A refinery worker who occasionally had Rockefeller’s ear once remarked: “He lets everybody else talk, while he sits back and says nothing. But he seems to remember everything, and when he does begin he puts everything in its proper place.”
When asked about his silence during meetings, Rockefeller often recited a poem:
A wise old owl lived in an oak,
The more he saw the less he spoke,
The less he spoke, the more he heard,
Why aren’t we all like that old bird?
Rockefeller was a strange guy. But the more I read about him the more I realize he figured out something that now applies to tens of millions of workers.
Rockefeller’s job wasn’t to drill wells, load trains, or move barrels. It was to make good decisions. And making decisions requires, more than anything, quiet time alone in your own head to think a problem through. Rockefeller’s product – his deliverable – wasn’t what he did with this hands, or even his words. It was what he figured out inside his head. So that’s where he spent most of his time and energy.
This was unique in his day.
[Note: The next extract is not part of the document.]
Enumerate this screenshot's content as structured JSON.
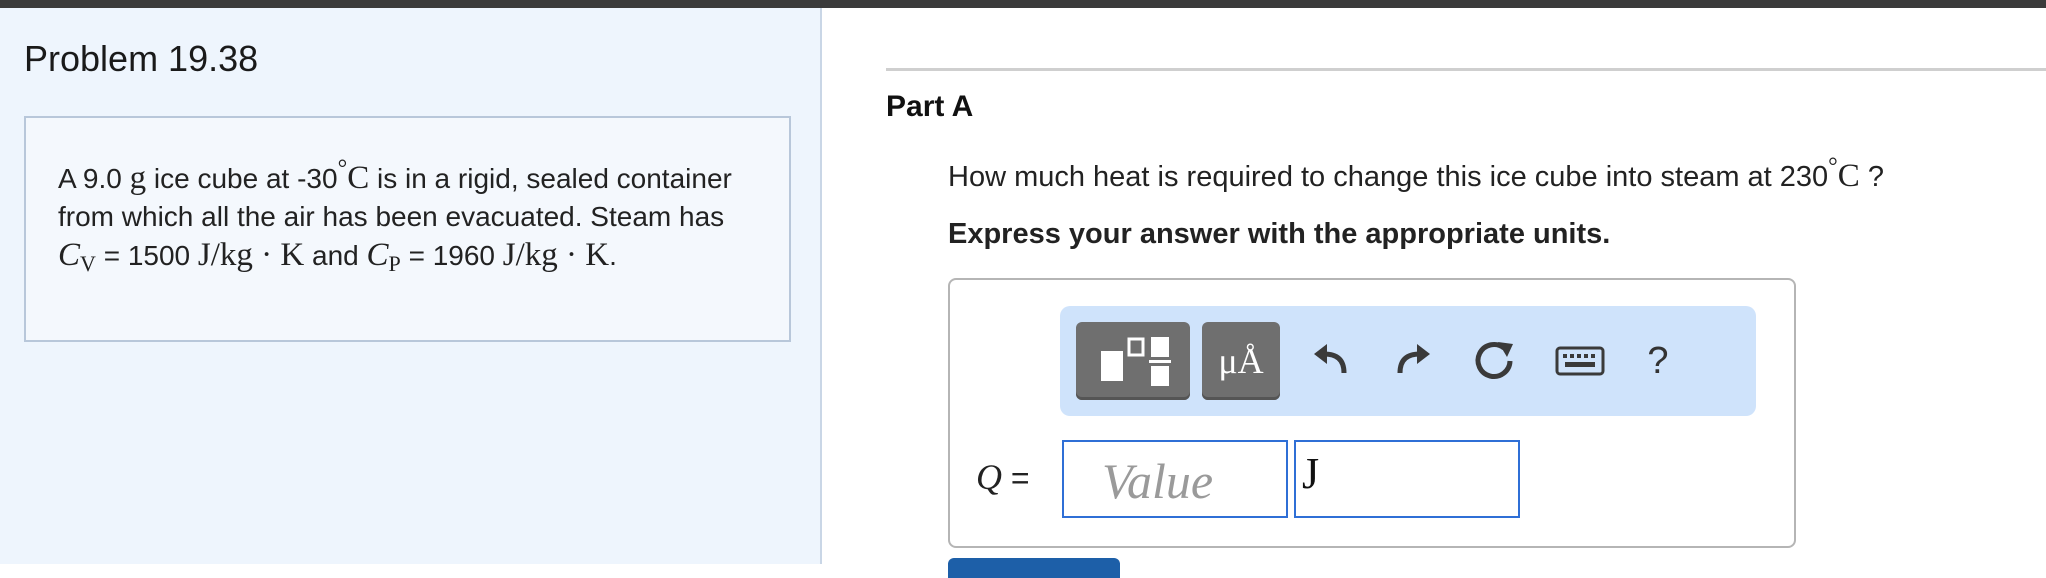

Almost all jobs during Rockefeller’s time required doing things with your hands. In 1870, 46% of jobs were in agriculture, and 35% were in crafts or manufacturing, according to economist Robert Gordon. Few professions relied on a worker’s brain. You didn’t think; you labored, without interruption, and your work was visible and tangible.
Today, that’s flipped.
Thirty-eight percent of jobs are now designated as “managers, officials, and professionals.” These are decision-making jobs. Another 41% are service jobs that often rely on your thoughts as much as your actions.
Here’s a problem we don’t think about enough: Even as more professions look like Rockefeller’s – thought jobs that require quiet time to think a problem through – we’re stuck in the old world where a good employee is expected to labor, visibly and without interruption.
The point is that productive work today does not look like productive work did for most of history. If your job was to pull a lever, you were only productive if you were pulling the lever. But if your job is to create a marketing campaign, you might be productive sitting quietly with your eyes closed, thinking about design. The problem is that too many workplaces expect their knowledge workers to pull the proverbial lever – today in Microsoft Office form – 40+ hours a week when they’d be better off doing things that look lazy but are actually productive. The result is that most people have thought jobs without being given much time to think, which is the equivalent of making a ditch-digger work without a shovel. Maybe this is why productivity growth is half of what it used to be.
If you anchor to the old world where good work meant physical action, it’s hard to wrap your head around the idea that the most productive use of a knowledge-worker’s time could be sitting on a couch thinking. But it’s so clear that it is. Good ideas rarely come in meetings, or even at your desk. They come to you in the shower. On a walk. On your commute, or hanging out on the weekend. I’m always amazed at the number of famous ideas that came to people in the bathtub. But tell your boss you require a mid-day soak, and the response is entirely predictable.
Look at famous thinkers who didn’t have to impress anyone by looking busy, and you see a theme: They spent a lot of time doing stuff that didn’t look like work, but in fact was stupendously productive.
Albert Einstein put it this way:
I take time to go for long walks on the beach so that I can listen to what is going on inside my head. If my work isn’t going well, I lie down in the middle of a workday and gaze at the ceiling while I listen and visualize what goes on in my imagination.
Mozart felt the same way:
When I am traveling in a carriage or walking after a good meal or during the night when I cannot sleep–it is on such occasions that my ideas flow best and most abundantly.
Bill Gates got his best work done on what looked like vacation:
“Hi, thanks for coming,” said Microsoft Corp. Chairman Bill Gates, appearing eager for company after four days alone at the waterfront cottage. He was there for his “Think Week,” a seven-day stretch of seclusion he uses to ponder the future of technology and then propagate those thoughts across the Microsoft empire.
This meshes with a Stanford study that showed walking increases creativity by 60%.
Everyone eventually has to sit down and produce their work, and are held to goals and quotas. But as the economy shifts to knowledge work, we should respect that what actually produces good work can at first look lazy, and (even more so) vice versa.
In investing, where there’s the potential to win by pure luck, it’s wise to judge someone by their process, rather than their outcome. Work may be the opposite. Judge people by their outcomes, not by the visibility of their process, which is often hidden inside their head.